- _WORK REQUIRED_:
Your response should reproduce every line of the entries that contains the word "地埋式垃圾分类收集箱设备".
BEGIN SUPPLIED MATERIAL
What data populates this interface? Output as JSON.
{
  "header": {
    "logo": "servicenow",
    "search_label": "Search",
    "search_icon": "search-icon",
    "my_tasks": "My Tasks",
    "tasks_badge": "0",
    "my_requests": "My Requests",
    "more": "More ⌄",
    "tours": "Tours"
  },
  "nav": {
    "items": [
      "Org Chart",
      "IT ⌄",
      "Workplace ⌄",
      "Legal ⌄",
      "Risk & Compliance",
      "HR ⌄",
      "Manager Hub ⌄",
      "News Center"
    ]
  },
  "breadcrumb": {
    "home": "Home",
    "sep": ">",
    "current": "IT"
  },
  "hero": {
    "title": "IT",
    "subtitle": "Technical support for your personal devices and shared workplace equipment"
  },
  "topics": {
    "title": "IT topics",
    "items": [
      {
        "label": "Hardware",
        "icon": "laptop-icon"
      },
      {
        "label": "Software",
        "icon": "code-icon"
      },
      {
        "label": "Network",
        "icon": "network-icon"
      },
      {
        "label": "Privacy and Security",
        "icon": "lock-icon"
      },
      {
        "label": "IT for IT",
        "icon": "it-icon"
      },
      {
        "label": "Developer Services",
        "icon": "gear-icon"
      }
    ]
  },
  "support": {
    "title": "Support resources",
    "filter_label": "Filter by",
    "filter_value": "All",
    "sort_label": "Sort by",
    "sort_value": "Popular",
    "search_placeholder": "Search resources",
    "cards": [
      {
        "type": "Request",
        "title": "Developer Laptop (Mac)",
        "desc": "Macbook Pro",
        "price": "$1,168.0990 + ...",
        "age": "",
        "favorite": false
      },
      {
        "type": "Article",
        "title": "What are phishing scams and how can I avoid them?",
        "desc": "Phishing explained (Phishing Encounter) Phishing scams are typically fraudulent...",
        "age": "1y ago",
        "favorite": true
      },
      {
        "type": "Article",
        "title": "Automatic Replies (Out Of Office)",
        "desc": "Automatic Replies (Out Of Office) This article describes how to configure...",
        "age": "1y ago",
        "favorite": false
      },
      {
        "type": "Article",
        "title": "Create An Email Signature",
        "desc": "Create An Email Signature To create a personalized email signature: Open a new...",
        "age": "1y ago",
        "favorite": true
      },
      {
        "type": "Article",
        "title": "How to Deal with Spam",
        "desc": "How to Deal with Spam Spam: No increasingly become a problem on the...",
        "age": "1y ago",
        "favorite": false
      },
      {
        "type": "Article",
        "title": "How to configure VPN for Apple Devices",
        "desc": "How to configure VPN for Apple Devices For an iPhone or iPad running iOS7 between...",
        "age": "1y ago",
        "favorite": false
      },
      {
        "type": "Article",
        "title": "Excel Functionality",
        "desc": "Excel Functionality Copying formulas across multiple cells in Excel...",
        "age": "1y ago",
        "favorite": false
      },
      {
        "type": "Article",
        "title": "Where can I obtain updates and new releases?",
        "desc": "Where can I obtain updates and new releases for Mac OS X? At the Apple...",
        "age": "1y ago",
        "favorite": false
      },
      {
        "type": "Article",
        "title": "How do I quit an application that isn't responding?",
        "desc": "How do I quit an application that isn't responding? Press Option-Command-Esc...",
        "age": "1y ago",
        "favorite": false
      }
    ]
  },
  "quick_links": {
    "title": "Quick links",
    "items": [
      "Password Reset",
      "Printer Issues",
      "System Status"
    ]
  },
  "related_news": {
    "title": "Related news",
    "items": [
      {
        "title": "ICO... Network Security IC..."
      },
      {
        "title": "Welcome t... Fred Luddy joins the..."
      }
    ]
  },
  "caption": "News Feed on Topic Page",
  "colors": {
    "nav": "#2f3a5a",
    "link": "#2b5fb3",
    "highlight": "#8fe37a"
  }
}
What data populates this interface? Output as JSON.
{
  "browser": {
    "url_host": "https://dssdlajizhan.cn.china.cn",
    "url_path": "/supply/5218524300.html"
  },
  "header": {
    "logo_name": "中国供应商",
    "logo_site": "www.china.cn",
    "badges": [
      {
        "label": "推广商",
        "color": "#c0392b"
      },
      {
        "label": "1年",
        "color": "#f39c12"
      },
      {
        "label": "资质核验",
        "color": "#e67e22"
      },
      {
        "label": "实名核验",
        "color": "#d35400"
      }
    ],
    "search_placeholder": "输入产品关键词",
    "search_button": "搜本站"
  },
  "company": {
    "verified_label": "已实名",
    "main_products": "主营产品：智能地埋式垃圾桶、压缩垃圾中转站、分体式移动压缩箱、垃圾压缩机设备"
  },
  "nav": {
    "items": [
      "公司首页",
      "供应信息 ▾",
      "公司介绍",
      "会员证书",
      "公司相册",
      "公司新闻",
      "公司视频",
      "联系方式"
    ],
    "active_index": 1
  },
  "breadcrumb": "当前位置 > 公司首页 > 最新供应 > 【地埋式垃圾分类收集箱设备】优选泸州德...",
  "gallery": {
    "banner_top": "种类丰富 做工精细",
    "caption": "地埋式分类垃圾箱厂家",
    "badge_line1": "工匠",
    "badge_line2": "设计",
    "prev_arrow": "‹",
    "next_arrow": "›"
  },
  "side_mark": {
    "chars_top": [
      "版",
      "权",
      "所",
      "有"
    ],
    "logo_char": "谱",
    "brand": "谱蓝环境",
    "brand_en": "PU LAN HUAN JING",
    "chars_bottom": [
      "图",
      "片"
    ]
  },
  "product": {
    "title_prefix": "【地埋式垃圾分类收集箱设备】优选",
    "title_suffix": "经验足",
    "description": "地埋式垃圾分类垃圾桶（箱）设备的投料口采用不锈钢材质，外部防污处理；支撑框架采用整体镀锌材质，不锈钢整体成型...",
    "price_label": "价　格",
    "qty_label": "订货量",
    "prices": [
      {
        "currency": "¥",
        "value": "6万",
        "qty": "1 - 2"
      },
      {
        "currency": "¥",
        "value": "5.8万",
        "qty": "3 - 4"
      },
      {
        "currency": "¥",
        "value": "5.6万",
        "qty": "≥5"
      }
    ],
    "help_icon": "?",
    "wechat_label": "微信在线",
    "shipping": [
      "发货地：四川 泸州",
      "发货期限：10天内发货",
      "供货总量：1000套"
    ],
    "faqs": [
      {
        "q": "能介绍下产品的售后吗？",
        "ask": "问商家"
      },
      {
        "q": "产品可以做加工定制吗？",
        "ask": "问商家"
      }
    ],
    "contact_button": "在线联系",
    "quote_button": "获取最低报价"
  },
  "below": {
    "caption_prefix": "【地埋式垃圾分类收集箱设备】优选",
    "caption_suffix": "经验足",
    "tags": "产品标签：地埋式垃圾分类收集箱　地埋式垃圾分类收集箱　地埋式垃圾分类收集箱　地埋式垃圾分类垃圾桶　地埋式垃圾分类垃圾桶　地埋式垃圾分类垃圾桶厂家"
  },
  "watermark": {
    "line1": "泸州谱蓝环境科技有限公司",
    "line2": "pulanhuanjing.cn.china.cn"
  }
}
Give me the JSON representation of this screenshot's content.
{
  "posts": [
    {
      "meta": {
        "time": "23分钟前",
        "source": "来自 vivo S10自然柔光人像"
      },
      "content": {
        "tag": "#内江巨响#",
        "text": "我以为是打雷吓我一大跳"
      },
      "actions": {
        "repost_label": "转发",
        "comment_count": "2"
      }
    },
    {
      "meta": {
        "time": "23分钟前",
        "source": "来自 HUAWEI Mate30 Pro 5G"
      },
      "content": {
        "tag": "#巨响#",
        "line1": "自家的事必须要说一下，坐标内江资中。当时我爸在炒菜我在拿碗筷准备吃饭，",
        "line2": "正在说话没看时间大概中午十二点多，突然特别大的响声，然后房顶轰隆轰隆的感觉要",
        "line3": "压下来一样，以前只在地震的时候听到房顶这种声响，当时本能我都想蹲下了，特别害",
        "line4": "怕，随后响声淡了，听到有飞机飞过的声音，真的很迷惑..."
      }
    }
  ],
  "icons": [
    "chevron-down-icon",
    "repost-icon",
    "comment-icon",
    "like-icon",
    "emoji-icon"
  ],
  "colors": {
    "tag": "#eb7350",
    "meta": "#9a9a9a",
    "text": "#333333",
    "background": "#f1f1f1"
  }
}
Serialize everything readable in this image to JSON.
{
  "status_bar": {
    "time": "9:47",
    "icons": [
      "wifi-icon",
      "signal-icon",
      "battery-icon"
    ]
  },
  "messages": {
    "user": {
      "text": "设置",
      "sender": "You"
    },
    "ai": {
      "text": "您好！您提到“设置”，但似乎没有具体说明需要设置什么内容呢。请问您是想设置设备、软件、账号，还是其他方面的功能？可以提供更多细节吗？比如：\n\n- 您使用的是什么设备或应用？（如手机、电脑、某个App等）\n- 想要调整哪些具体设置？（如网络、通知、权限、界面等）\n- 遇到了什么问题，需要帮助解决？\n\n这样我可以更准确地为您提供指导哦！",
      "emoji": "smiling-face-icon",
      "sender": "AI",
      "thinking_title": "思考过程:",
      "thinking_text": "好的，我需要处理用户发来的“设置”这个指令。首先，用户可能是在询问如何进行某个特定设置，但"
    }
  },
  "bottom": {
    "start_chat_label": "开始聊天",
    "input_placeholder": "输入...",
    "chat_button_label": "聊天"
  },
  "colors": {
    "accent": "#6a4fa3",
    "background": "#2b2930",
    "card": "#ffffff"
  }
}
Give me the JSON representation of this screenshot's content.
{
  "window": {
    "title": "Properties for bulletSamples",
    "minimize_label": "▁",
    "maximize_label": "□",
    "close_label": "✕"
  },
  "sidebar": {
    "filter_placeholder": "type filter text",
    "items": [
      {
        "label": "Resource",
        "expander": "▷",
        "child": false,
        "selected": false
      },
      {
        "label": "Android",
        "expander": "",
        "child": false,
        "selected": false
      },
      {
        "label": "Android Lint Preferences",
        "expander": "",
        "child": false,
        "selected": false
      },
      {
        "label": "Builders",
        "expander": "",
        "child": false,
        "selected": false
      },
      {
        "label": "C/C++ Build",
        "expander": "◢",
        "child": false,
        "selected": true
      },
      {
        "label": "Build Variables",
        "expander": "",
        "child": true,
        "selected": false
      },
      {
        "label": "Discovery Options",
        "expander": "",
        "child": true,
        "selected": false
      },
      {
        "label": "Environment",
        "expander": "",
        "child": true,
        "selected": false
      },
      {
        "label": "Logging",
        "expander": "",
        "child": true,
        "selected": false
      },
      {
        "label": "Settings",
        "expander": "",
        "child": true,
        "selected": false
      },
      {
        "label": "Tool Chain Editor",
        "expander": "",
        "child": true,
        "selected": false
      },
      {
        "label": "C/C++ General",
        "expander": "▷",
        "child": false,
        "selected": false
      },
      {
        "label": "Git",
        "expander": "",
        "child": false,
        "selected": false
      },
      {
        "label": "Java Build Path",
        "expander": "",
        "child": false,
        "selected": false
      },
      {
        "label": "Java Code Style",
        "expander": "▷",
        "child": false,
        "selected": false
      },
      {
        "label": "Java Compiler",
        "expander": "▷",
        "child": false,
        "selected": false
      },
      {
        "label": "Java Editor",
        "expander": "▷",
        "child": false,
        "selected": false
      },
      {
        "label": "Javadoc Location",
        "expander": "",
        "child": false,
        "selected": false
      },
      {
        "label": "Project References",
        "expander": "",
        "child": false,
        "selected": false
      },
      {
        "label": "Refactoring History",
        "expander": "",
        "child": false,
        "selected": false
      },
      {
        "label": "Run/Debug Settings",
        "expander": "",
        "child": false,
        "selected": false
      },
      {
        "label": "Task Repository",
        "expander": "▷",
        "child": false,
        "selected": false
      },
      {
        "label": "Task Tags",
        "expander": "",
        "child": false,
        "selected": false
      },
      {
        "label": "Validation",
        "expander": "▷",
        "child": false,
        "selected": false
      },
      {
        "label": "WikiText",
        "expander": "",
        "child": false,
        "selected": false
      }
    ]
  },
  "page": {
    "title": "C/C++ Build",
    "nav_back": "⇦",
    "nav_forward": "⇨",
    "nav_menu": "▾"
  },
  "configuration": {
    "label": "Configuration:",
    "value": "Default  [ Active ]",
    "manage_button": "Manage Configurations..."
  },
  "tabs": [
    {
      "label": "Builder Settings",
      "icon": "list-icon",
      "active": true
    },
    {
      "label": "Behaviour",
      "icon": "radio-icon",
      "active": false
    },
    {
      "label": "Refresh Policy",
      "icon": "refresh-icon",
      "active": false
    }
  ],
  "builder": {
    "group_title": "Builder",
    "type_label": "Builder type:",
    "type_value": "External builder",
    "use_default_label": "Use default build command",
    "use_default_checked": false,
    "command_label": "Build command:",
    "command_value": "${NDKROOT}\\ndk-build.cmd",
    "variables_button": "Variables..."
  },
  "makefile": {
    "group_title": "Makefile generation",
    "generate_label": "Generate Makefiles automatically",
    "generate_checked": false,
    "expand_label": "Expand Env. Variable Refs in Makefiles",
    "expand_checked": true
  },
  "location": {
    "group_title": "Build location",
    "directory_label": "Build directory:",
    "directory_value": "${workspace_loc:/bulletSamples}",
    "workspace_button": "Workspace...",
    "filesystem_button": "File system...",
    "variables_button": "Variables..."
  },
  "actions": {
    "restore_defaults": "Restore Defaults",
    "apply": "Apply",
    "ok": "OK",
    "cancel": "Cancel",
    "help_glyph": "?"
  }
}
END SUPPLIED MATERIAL
- _TASK RESULT_:
  "breadcrumb": "当前位置 > 公司首页 > 最新供应 > 【地埋式垃圾分类收集箱设备】优选泸州德...",
    "title_prefix": "【地埋式垃圾分类收集箱设备】优选",
    "caption_prefix": "【地埋式垃圾分类收集箱设备】优选",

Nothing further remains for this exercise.